* Assignment: In the records below, which lines include "name"? Copy them.

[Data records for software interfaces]
..............................
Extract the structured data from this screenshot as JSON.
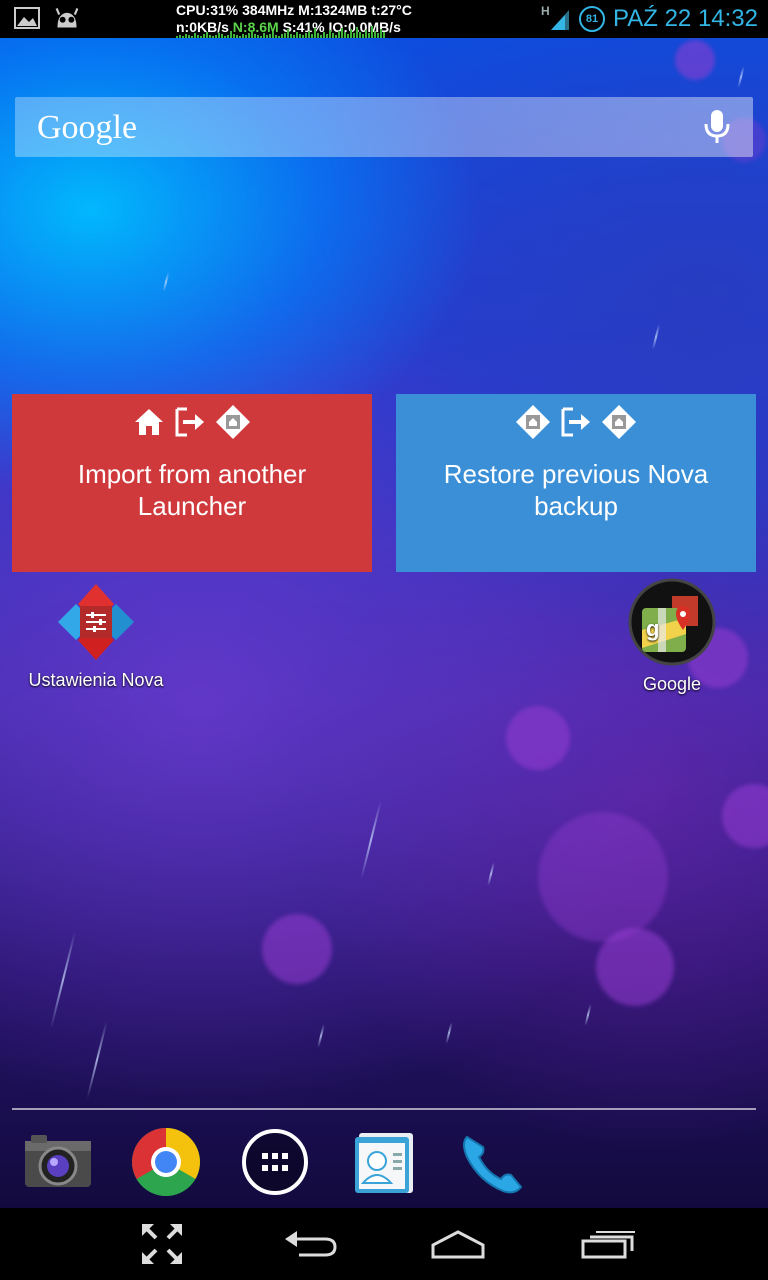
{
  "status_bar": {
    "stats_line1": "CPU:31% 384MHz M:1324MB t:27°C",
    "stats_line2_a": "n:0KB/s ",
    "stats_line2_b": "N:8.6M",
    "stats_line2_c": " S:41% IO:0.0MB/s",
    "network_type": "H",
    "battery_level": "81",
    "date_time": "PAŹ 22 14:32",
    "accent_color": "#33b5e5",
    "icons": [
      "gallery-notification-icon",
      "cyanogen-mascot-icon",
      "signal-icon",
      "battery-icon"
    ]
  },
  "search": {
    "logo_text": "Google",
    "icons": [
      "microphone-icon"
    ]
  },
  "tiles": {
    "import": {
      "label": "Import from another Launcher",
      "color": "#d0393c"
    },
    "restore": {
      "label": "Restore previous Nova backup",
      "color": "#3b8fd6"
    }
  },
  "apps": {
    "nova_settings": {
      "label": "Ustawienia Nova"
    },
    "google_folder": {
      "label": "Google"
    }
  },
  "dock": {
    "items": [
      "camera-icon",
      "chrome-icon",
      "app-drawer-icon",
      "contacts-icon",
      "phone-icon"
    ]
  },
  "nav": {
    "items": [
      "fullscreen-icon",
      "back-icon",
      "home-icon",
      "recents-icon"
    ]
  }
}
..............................
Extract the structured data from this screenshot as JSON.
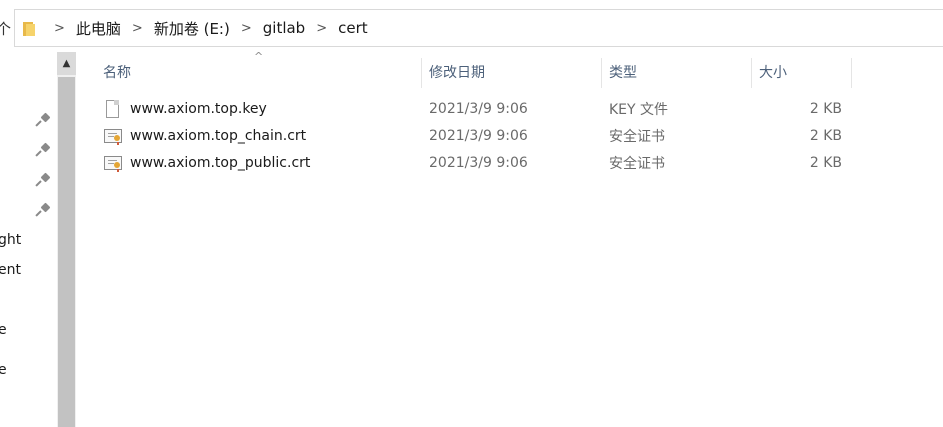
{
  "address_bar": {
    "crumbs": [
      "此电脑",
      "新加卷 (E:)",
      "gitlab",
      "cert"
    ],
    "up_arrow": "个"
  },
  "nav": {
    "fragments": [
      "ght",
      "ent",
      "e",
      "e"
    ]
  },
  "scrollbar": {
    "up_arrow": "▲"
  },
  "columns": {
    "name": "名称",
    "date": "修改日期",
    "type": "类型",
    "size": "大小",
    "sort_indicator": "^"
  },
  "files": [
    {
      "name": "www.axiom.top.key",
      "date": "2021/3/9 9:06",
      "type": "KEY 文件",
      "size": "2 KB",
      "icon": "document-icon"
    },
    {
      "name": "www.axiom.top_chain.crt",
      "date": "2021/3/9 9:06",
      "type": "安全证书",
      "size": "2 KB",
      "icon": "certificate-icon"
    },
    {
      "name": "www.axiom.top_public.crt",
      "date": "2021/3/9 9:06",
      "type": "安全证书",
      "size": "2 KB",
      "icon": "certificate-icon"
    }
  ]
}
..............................
* Answer section:
    "name": "名称",
      "name": "www.axiom.top.key",
      "name": "www.axiom.top_chain.crt",
      "name": "www.axiom.top_public.crt",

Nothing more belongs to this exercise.